Update 23 November 2022 The Court, in Grand Chamber, has agreed with its AG, emphasising ia the environmental objectives of the type approval Regulation (ia reduction of NOx emissions from diesel vehicles in order to improve air quality and comply with limit values for pollution) which therefore makes it part of the “law relating to the environment” within the meaning of Article 9(3) Aarhus Convention .
Volkswagen Dieselgate (the car manufacturer’s fraudulent manipulation of test results to circumvent car emission standards) continues to exercise plenty a litigator, across various fields. Consumer protection litigation is underway in many jurisdictions, often taken the form of class actions. The environmental fall-out of the scandal has not yet completed either, particularly seeing as Volkswagen like all car manufacturers continues to have to submit cars for type approval under EU product laws. This process it appears involves all sorts of tweaking of a car’s engine to make it resemble real driving and use conditions, moreover the standard use of the vehicle likewise may require installing a defeat device to protect the engine e.g. in starting conditions. Not all tweaking qualifies as a defeat device and not all ‘defeat devices’ are illegal under the Regulation.
Consumer and environmental organisations now having discovered the important impact of such test (previously they were largely the exclusive domain of car enthusiasts and engineers) on the subsequent legality of any defeat devices, they routinely challenge national authorities’ decisions to accept engines with tweaked specifications as not being ‘defeat devices’ under Regulation 715/2007.
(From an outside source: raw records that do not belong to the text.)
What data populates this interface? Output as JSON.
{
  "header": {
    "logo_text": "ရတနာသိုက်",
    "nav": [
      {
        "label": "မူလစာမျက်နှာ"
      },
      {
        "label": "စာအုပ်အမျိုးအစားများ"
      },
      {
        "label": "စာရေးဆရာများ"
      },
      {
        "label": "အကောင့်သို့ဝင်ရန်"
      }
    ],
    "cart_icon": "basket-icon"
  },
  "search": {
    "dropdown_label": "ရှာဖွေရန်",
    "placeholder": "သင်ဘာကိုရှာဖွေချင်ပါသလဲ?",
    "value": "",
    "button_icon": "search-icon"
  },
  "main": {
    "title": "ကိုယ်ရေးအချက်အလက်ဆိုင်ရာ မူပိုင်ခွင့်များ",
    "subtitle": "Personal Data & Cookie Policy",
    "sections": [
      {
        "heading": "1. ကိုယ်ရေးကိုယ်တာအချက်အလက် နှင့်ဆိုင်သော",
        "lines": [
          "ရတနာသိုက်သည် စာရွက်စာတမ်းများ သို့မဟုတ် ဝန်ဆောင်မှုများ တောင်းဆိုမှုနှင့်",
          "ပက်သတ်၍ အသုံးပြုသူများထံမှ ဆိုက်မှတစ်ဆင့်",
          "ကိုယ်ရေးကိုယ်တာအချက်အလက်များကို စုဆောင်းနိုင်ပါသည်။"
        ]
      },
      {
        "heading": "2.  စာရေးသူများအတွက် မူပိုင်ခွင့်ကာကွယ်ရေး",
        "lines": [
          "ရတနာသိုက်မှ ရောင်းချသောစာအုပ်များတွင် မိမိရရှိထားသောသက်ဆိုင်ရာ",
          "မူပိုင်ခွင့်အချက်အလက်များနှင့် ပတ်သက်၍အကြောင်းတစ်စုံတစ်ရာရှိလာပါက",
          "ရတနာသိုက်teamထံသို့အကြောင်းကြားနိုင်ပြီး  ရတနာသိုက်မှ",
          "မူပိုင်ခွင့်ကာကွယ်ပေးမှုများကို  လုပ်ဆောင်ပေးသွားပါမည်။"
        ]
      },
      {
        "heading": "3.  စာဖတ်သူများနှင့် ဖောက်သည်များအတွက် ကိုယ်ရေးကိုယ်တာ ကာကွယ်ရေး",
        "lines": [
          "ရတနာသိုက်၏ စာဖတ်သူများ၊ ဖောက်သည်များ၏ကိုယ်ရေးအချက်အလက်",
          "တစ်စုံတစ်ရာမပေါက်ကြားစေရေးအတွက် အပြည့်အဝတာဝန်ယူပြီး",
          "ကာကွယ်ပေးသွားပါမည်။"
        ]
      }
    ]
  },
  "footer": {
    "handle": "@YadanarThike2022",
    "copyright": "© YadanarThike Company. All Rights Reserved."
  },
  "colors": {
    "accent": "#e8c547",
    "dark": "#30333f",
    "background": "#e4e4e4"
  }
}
In Case C‑873/19 Deutsche Umwelthilfe the challenge for the referring national court was that the national German legislation detailing standing in administrative courts, would have to be interpreted contra legem for it to grant access to an environmental NGO in cases such as type approval decisions. This would imply it would fall outside the national courts ‘Marleasing’ obligation to interpret and apply national law as much as possible in line with EU law requirements (see here for a succinct tutorial on the EU law issues).
The referring court argues that the German law at issue was intended as an implementation of the EIA Directive 85/337, particularly of that Directive’s provisions for challenges to national authorities impact assessment of ‘projects’ and that a challenge to a vehicle’s type approval can with the best intentions not be held to be such ‘project’. The national courts queried the CJEU as to whether in cases such as these, there would be a direct source of standing in EU. In light of the CJEU case-law that Article 9(3) of the Aarhus Convention in itself, has no direct effect in EU law (CJEU Protect) It suggested the combined application of Article 9(3) of the Aarhus Convention and Article 47 of the EU Charter of Fundamental Rights (Right to an effective remedy and to a fair trial).
Advocate-General Rantos (73) brushed aside suggestions that such an opening would force an actio popularis on German civil procedure law, seeing as national law, backed by the Aarhus Convention, imposes a number of substantial requirements upon associations prior to being granted general standing. He firmly suggested the combined application of these Articles does indeed directly require the type of standing as in the specific case, seeing as otherwise the effectiveness of both the type approval Regulation, and Article 47 of the Charter would be compromised.